How to Use Net Present Value in Your Real Estate Analysis

net present valueNet Present Value (NPV) is a real estate investing measure widely used for investment real estate analysis as a base to determine if the future cash flows expected to be generated by a rental property have a present value larger than the amount of cash required to invest in the rental property.

Simply put, net present value tells the real estate investor whether his or her target rate of return will be achieved, and thus, whether the property should attract the investor’s capital into that investment.

The Model

The net present value model is based on a decision rule that states if the discounted present value of future benefits is equal to or greater than the cost of those benefits it is a profitable opportunity. Whereas, if the present value of the future benefits is less than the cost for those benefits, the rate of return will not be achieved and chances are good that the investor should take another look.

How It Serves Investors

Let’s consider a simple illustration to help frame the idea.

When you place your money into a savings account (i.e., invest your capital) you expect it to earn interest (i.e., provide future benefits). The bank dictates the return and you are either willing or unwilling to tie up your capital based upon your acceptance of that return. For example, whereas you might deposit $10,000 to earn 3.8% interest, you might not make the investment for 1.2% interest.

Okay, but suppose a bank doesn’t quote an interest rate and you’re only told what amount of money you’ll collect in the future.

For example, you’re told that you’ll collect $10,300 next year for a deposit of $10,000 made today with no mention of interest rate. How would you know what yield your investment is earning, and whether or not to make the investment? That’s the dilemma real estate investors face when evaluating and investment decision.

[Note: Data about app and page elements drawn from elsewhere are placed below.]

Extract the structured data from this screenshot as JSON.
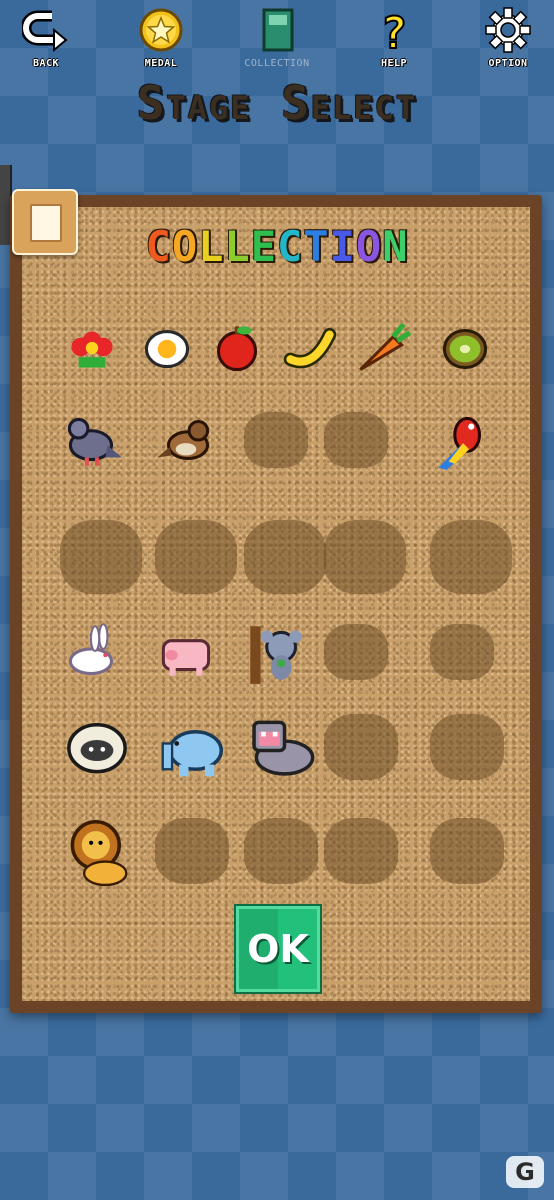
{
  "nav": {
    "back": {
      "label": "BACK",
      "icon": "back-arrow-icon"
    },
    "medal": {
      "label": "MEDAL",
      "icon": "medal-icon"
    },
    "collection": {
      "label": "COLLECTION",
      "icon": "book-icon"
    },
    "help": {
      "label": "HELP",
      "icon": "question-icon"
    },
    "option": {
      "label": "OPTION",
      "icon": "gear-icon"
    }
  },
  "screen_title": "Stage Select",
  "collection": {
    "title_letters": [
      "C",
      "O",
      "L",
      "L",
      "E",
      "C",
      "T",
      "I",
      "O",
      "N"
    ],
    "title_colors": [
      "#f05a1e",
      "#f5a623",
      "#e8d020",
      "#8ccc2c",
      "#2fbf4e",
      "#22b6c8",
      "#2a7fe0",
      "#4a5ae8",
      "#8a55e0",
      "#3bd06a"
    ],
    "rows": [
      [
        "flower",
        "egg",
        "apple",
        "banana",
        "carrot",
        "kiwi"
      ],
      [
        "pigeon",
        "sparrow",
        "locked",
        "locked",
        "parrot"
      ],
      [
        "locked",
        "locked",
        "locked",
        "locked",
        "locked"
      ],
      [
        "rabbit",
        "pig",
        "koala",
        "locked",
        "locked"
      ],
      [
        "sheep",
        "elephant",
        "hippo",
        "locked",
        "locked"
      ],
      [
        "lion",
        "locked",
        "locked",
        "locked",
        "locked"
      ]
    ]
  },
  "ok_label": "OK",
  "watermark": "G"
}
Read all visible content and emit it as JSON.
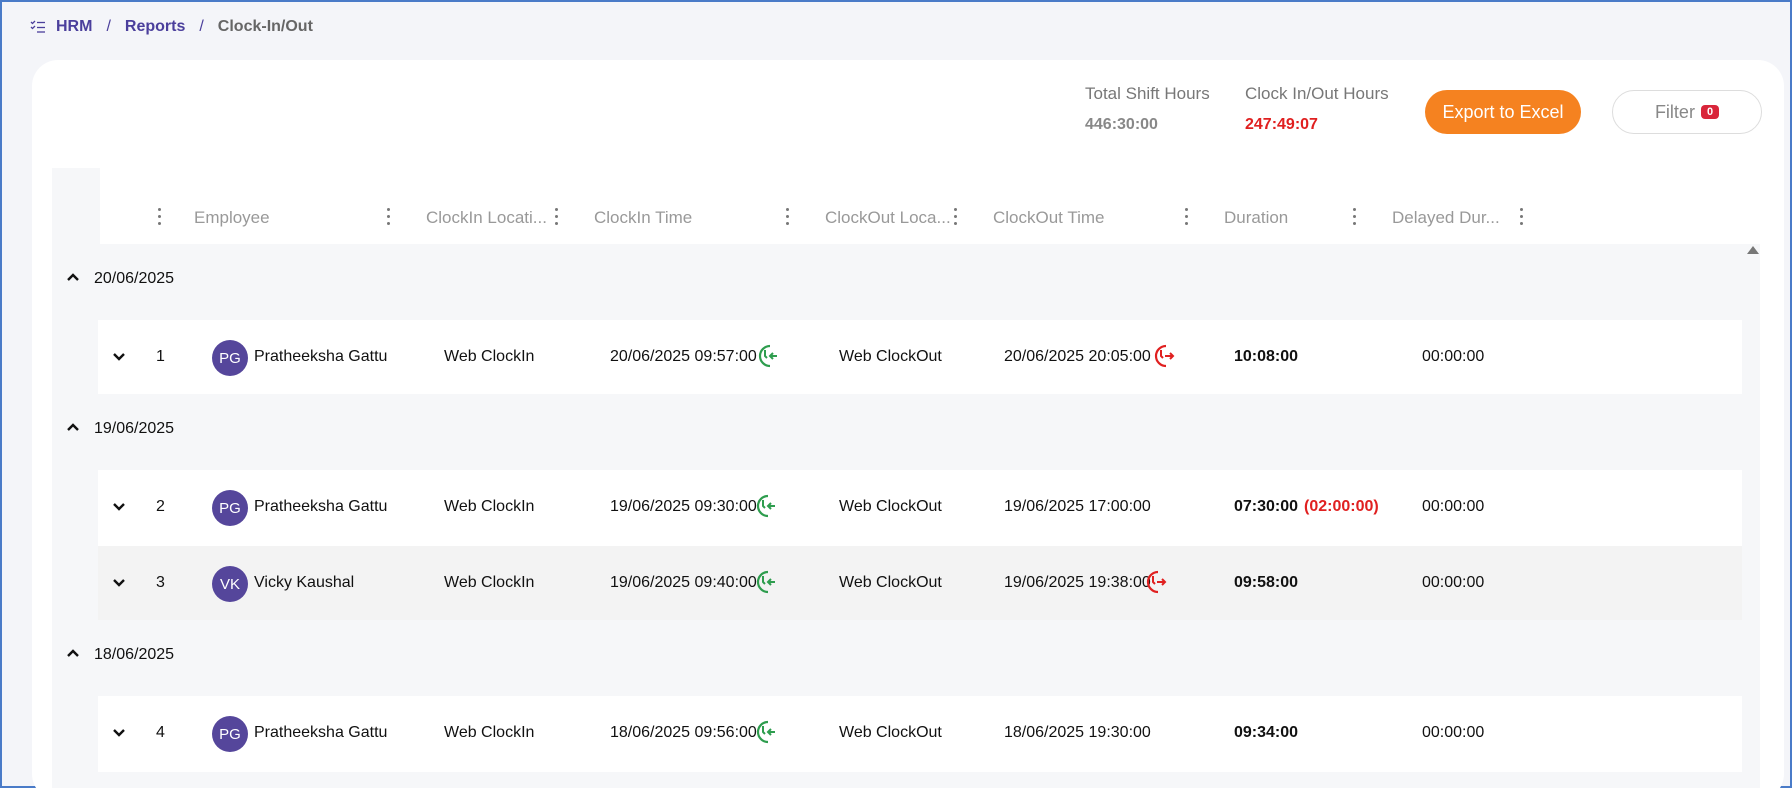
{
  "breadcrumb": {
    "items": [
      "HRM",
      "Reports",
      "Clock-In/Out"
    ]
  },
  "summary": {
    "shift_label": "Total Shift Hours",
    "shift_value": "446:30:00",
    "clock_label": "Clock In/Out Hours",
    "clock_value": "247:49:07"
  },
  "toolbar": {
    "export_label": "Export to Excel",
    "filter_label": "Filter",
    "filter_count": "0"
  },
  "columns": [
    "Employee",
    "ClockIn Locati...",
    "ClockIn Time",
    "ClockOut Loca...",
    "ClockOut Time",
    "Duration",
    "Delayed Dur..."
  ],
  "groups": [
    {
      "date": "20/06/2025"
    },
    {
      "date": "19/06/2025"
    },
    {
      "date": "18/06/2025"
    }
  ],
  "rows": [
    {
      "num": "1",
      "initials": "PG",
      "name": "Pratheeksha Gattu",
      "in_loc": "Web ClockIn",
      "in_time": "20/06/2025 09:57:00",
      "out_loc": "Web ClockOut",
      "out_time": "20/06/2025 20:05:00",
      "duration": "10:08:00",
      "delay_extra": "",
      "delayed": "00:00:00"
    },
    {
      "num": "2",
      "initials": "PG",
      "name": "Pratheeksha Gattu",
      "in_loc": "Web ClockIn",
      "in_time": "19/06/2025 09:30:00",
      "out_loc": "Web ClockOut",
      "out_time": "19/06/2025 17:00:00",
      "duration": "07:30:00",
      "delay_extra": "(02:00:00)",
      "delayed": "00:00:00"
    },
    {
      "num": "3",
      "initials": "VK",
      "name": "Vicky Kaushal",
      "in_loc": "Web ClockIn",
      "in_time": "19/06/2025 09:40:00",
      "out_loc": "Web ClockOut",
      "out_time": "19/06/2025 19:38:00",
      "duration": "09:58:00",
      "delay_extra": "",
      "delayed": "00:00:00"
    },
    {
      "num": "4",
      "initials": "PG",
      "name": "Pratheeksha Gattu",
      "in_loc": "Web ClockIn",
      "in_time": "18/06/2025 09:56:00",
      "out_loc": "Web ClockOut",
      "out_time": "18/06/2025 19:30:00",
      "duration": "09:34:00",
      "delay_extra": "",
      "delayed": "00:00:00"
    }
  ],
  "colors": {
    "accent": "#4b3f9c",
    "export": "#f58220",
    "badge": "#d9253a",
    "clockin": "#2e9d4e",
    "clockout": "#e02020"
  }
}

Though there’s a projection for a future benefit, there’s no mention of yield. Therefore the real estate investor has no idea what rate of return he or she may achieve and therefore no way to compare it to other potential investment opportunities adequately.

That’s where net present value comes in.

It takes your desired rate of return and essentially tells you if the future cash flows (benefits) from a property achieve that yield on your capital investment or not. In other words, you plug in the yield you want and NPV provides a result that will inform you whether that target yield is achieved.

How It Works

NPV discounts all future cash flows by the desired rate of return to arrive at a present value of those future cash flows, and then it deducts that amount from the initial equity (capital invested).

Example

Let’s assume three separate investment opportunities each requiring an investment of $100,000. But based upon the present value of  each of their future cash flows the result is $105,000, $100,000, $95,000. The NPV for each of the properties would individually be

  • -$5,000 (100,000 – 105,000)
  • zero (100,000 – 100,000)
  • $5,000 (100,000 – 95,000)

The interpretation,

  • The negative dollar amount means that the present value of future benefits is less than the amount invested and that the specified rate of return is not met. In other words, you might want to keep looking.
  • The zero dollar amount signifies that the desired yield is perfectly met.
  • The positive dollar amount signifies that the desired rate of return is met with room to spare. In other words, this property could be a winner.
Formulation

npv-formula

So You Know

ProAPOD automatically computes net present value in two of its real estate investing software solutions: Investor 8 and Executive 10. iCalculator also includes an NPV calculation, see it at online real estate calculator.

 

About James Kobzeff

James Kobzeff has over thirty years experience as a realtor and investment real estate specialist. He is the developer of ProAPOD - real estate investment analysis software - solutions and freely shares his real estate investing articles.